What do a Maryland dairy farmer, a Virginia Army sergeant saving for his children’s college education, a restaurant owner from Iowa, drug traffickers, racketeers and terrorists have in common?
They’re all criminals according to the IRS.
The New York Times just featured the plight of Carole Hinder, owner of Mrs. Lady’s Mexican Food in Spirit Lake, Iowa:
For almost 40 years, Carole Hinders has dished out Mexican specialties at her modest cash-only restaurant. For just as long, she deposited the earnings at a small bank branch a block away — until last year, when two tax agents knocked on her door and informed her that they had seized her checking account, almost $33,000.
The Internal Revenue Service agents did not accuse Ms. Hinders of money laundering or cheating on her taxes — in fact, she has not been charged with any crime. Instead, the money was seized solely because she had deposited less than $10,000 at a time, which they viewed as an attempt to avoid triggering a required government report.
“How can this happen?” Ms. Hinders said in a recent interview. “Who takes your money before they prove that you’ve done anything wrong with it?”
The federal government does.
Using civil forfeiture, law enforcement agencies can take cash, cars and other property without so much as charging the property owner with a crime. Shockingly, the agencies that seize the money can use the proceeds of forfeiture to pad their own budgets. For several years, the government has used civil forfeiture to treat legitimate small businesses like criminals just because they make frequent cash deposits.

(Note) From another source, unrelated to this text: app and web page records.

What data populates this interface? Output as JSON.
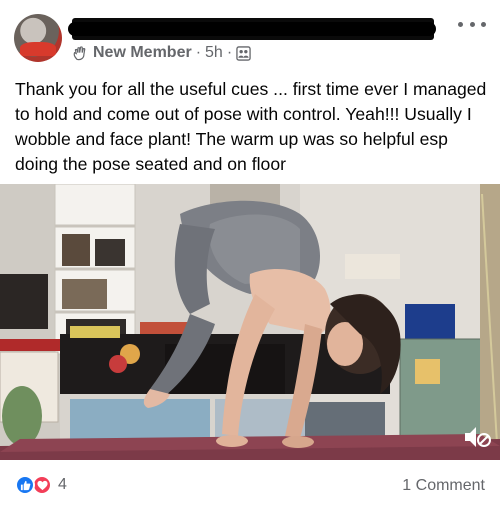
{
  "post": {
    "author_name_redacted": "",
    "member_label": "New Member",
    "time": "5h",
    "separator": "·",
    "body": "Thank you for all the useful cues ... first time ever I managed to hold and come out of pose with control. Yeah!!! Usually I wobble and face plant! The warm up was so helpful esp doing the pose seated and on floor"
  },
  "icons": {
    "member_badge": "wave-hand-icon",
    "audience": "group-icon",
    "more": "more-dots-icon",
    "mute": "mute-icon",
    "like": "like-icon",
    "love": "love-icon"
  },
  "reactions": {
    "count": "4"
  },
  "comments": {
    "label": "1 Comment"
  },
  "colors": {
    "like": "#1877f2",
    "love": "#f33e58",
    "secondary_text": "#65676b",
    "mat": "#7c3a48"
  }
}
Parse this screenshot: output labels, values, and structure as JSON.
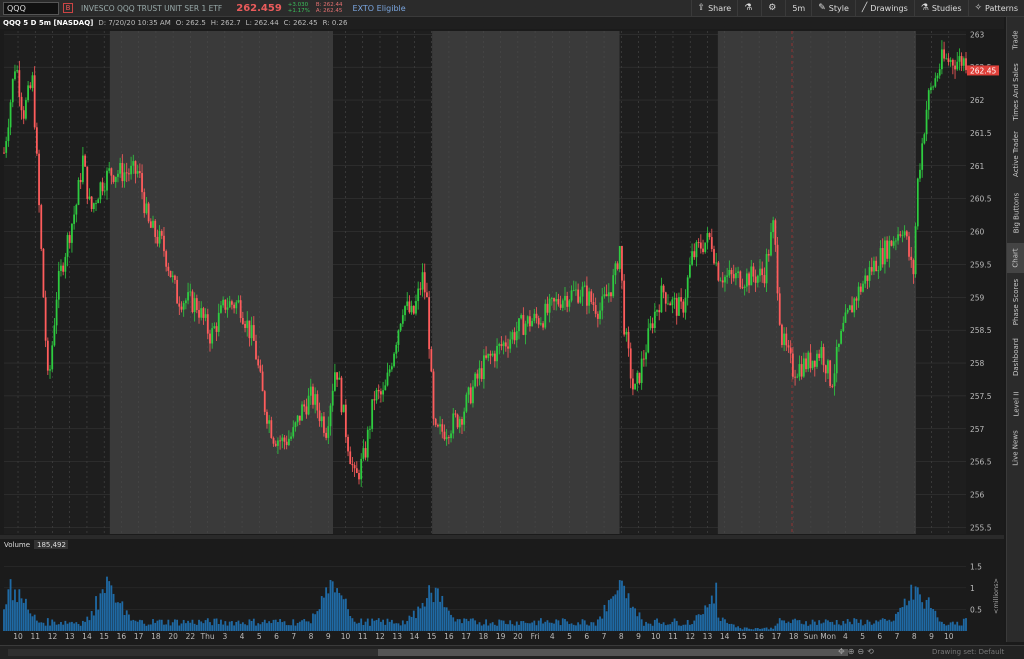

“Civil forfeiture is one of the most serious assaults on property rights in America today,” said IJ Attorney Larry Salzman. “The government should not take property from innocent people.”
Now that Hinder’s plight has hit the front page of the New York Times, the IRS is back-tracking:

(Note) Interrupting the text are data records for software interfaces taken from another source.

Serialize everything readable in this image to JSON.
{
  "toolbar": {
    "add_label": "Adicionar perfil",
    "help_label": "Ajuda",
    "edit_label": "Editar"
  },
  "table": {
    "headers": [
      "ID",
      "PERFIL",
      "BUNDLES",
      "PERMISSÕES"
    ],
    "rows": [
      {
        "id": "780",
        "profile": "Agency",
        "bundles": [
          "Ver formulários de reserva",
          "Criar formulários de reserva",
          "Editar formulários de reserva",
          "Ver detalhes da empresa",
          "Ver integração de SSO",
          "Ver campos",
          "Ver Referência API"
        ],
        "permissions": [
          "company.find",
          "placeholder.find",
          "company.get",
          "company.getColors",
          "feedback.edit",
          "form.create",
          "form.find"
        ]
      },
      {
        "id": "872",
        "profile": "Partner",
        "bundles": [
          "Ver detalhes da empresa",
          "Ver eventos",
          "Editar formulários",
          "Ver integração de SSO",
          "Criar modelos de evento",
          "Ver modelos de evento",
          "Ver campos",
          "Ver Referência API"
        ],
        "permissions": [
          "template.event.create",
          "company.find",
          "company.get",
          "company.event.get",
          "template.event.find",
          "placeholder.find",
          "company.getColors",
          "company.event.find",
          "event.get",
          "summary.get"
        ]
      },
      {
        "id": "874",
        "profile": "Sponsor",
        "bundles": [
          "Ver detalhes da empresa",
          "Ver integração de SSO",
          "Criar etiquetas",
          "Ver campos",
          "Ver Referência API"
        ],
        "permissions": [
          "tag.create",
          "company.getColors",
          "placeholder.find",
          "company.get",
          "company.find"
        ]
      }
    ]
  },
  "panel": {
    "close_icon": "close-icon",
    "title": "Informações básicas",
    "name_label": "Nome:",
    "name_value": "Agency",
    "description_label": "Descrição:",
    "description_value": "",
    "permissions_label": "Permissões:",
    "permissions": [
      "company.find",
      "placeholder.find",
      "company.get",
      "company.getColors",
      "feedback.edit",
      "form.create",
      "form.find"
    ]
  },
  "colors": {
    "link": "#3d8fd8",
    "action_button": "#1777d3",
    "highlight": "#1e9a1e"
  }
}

On Thursday, in response to questions from The New York Times, the I.R.S. announced that it would curtail the practice, focusing instead on cases where the money is believed to have been acquired illegally or seizure is deemed justified by “exceptional circumstances.”

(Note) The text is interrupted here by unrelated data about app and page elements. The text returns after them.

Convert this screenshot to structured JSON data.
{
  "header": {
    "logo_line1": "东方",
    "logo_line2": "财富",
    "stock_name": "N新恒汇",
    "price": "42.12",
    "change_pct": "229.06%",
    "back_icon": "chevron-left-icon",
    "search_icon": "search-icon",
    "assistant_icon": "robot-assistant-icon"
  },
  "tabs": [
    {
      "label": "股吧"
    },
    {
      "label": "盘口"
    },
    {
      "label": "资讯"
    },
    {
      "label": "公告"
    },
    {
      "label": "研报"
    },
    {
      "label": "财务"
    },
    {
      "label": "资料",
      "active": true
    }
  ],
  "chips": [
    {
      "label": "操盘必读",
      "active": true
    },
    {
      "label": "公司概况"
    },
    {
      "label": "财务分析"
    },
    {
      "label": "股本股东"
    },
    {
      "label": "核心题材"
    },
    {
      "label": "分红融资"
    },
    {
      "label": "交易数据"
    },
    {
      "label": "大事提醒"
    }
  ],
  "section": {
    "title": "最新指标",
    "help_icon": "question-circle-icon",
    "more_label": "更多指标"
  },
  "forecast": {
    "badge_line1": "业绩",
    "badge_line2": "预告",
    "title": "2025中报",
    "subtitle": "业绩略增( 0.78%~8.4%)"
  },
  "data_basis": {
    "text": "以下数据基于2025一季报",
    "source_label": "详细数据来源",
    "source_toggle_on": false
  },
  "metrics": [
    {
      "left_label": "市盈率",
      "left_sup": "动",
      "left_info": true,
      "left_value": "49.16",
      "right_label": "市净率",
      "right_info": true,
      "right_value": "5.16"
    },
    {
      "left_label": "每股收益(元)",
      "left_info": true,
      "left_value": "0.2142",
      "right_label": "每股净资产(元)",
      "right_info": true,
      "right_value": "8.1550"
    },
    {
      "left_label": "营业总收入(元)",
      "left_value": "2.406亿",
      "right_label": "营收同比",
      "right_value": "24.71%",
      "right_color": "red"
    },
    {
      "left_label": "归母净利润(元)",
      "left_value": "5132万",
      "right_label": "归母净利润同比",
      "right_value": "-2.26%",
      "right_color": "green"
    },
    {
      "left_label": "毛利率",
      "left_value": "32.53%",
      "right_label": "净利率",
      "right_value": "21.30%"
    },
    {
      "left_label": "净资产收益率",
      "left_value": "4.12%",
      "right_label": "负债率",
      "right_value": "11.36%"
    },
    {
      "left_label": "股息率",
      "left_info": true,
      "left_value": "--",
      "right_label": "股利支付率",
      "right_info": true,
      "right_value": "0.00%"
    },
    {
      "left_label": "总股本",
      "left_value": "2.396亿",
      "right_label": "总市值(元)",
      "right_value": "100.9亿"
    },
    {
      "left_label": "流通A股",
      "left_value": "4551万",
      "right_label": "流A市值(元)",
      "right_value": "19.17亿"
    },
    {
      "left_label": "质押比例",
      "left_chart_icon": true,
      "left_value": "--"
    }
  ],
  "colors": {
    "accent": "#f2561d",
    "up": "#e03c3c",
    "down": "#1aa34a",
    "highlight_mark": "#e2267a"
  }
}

Richard Weber, the chief of Criminal Investigation at the I.R.S., said in a written statement, “This policy update will ensure that C.I. continues to focus our limited investigative resources on identifying and investigating violations within our jurisdiction that closely align with C.I.'s mission and key priorities.”…
The I.R.S. is one of several federal agencies that pursue such cases and then refer them to the Justice Department. The Justice Department does not track the total number of cases pursued, the amount of money seized or how many of the cases were related to other crimes, said Peter Carr, a spokesman.
But the Institute for Justice, a Washington-based public interest law firm that is seeking to reform civil forfeiture practices, analyzed structuring data from the I.R.S., which made 639 seizures in 2012, up from 114 in 2005. Only one in five was prosecuted as a criminal structuring case.
The practice has swept up dairy farmers in Maryland, an Army sergeant in Virginia saving for his children’s college education and Ms. Hinders, 67, who has borrowed money, strained her credit cards and taken out a second mortgage to keep her restaurant going. …
According to IJ, 80 percent of assets seized by the federal government were from citizens who were never even charged with a crime. IJ also aptly calls this practice “state-sanctioned theft.”
It’s time all federal officials—both elected and appointed—abide by the Fourth Amendment.